He then came to London where he worked initially as an assistant to Alvin Boyarsky and then with the Architects at the Department of Health and Social Security.  At the same time he pursued his studies at the AA, gaining his Diploma in 1974. While working in the DHSS on the Harness Hospital Building System he met George Agron from Marcini and Patterson Architects in Berkley, USA, and was invited to join the firm to work on the Veteran Hospitals programme in which they were involved.

This was the beginning of Phil’s travels and work in many countries. He enjoyed everything about America and its culture and he worked there, in California and New York, for ten years before returning to the UK in the 1980s. From here, where he had become a Director at Fitch, he left for St Vincent in the Caribbean and then, in the late 1990s he moved to Poland.

Wherever Phil went he made good friends. Although he was not always able to keep in touch from abroad, the moment he returned anywhere he was on the phone to say Hi, I’m back! He researched, planned, designed and built a wide range of projects, not just hospitals, in the UK, USA, West Indies and Eastern Europe.
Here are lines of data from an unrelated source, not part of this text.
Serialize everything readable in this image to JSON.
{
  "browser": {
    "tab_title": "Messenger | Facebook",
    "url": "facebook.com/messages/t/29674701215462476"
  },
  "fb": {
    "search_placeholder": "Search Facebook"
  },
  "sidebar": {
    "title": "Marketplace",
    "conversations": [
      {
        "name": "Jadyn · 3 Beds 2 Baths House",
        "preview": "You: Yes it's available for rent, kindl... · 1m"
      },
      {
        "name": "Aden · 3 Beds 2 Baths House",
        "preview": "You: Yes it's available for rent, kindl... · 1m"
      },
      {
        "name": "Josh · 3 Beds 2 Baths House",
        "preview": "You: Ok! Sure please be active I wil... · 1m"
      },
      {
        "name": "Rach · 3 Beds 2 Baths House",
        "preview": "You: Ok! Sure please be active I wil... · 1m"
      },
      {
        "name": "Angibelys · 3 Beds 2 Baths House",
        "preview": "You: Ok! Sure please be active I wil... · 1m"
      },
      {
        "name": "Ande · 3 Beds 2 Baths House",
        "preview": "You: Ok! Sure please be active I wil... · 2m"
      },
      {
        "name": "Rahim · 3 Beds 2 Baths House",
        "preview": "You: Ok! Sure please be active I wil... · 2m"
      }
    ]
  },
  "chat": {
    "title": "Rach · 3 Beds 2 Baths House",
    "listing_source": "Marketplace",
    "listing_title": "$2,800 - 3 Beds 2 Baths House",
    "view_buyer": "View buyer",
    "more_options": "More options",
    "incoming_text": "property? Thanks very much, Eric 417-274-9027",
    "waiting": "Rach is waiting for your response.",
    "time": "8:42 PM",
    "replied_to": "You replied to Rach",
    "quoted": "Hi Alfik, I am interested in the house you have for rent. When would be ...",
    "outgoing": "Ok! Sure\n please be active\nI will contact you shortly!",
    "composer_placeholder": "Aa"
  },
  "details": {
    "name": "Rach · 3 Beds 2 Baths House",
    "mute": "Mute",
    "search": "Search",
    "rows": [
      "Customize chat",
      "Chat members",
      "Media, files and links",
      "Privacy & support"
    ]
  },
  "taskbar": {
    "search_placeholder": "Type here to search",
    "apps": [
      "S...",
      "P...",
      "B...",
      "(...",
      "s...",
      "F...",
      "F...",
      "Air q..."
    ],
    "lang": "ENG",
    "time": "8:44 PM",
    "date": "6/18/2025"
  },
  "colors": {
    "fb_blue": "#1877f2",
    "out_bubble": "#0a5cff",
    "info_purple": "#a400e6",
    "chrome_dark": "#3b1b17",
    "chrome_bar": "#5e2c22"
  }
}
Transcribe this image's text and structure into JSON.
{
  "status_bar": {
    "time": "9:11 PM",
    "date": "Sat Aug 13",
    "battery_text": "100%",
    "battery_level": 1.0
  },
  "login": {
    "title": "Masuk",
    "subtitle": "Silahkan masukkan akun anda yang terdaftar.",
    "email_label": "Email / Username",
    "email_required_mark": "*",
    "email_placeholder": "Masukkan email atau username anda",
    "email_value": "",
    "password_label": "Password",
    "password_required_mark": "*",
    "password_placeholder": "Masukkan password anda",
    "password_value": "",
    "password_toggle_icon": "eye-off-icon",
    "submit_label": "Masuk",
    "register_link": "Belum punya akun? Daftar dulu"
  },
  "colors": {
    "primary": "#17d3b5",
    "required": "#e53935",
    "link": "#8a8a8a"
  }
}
One of his more recent projects, Tulipan House, a 20,000m² office development in Warsaw, has recently received an award.

Phil was based in Poland when his health worsened, forcing a return to the UK in 2003. Despite these problems and his loss of sight, his interests, enthusiasm and creativity did not diminish. It was typical of his character and dedication to the pursuit of his profession and his wide ranging interests in the world of ideas that the obstacles created by his illness were seen by him as challenges to be overcome: where others would have faltered he continued with determination and, amongst other enterprises, responded to two opportunities to participate in ideas competitions for future hospitals. The first of these was for Riga in Latvia, and the second for a hypothetical site in Holland. Both were well received and gave him the opportunity to see a number of his European friends.

He became an active and helpful member of Architects for Health, frequently writing up reports on events for placement on its website. His visit last year to Brazil with colleagues from Architects for Health produced an entertaining video about their trip to Brasilia and its architect, Oscar Niemeyer. This was shown in his absence at the society’s meeting at the Brazilian Embassy, and he was pleased to know that it was well received

More recently he was able to visit Israel and, despite his lack of sight, managed through his many contacts and friends, to travel round and visit a number of hospitals. It pleased him immensely, that while he was there, he was invited to give a lecture on architecture in the Palestinian city of Ramallah.

His final achievement was his contribution to the winning design in the international competition for the Nelson Mandela Children’s Hospital in Johannesburg, which is to be built in 2014. He had great respect and admiration for Nelson Mandela and said that what he really wanted was to have had the opportunity to meet him and shake his hand. Yes, and maybe a photo shot too!

It was a measure of Phil’s ability to win the life-long loyalty of his friends that, while over seventy of them were able to attend his funeral two days after his death, a large number of those who were unable to get there gathered in January to hold a wake simultaneously in London and New York to celebrate his life and honour his parting.

Phil Gusack 11.4.1948 – 9.11.2011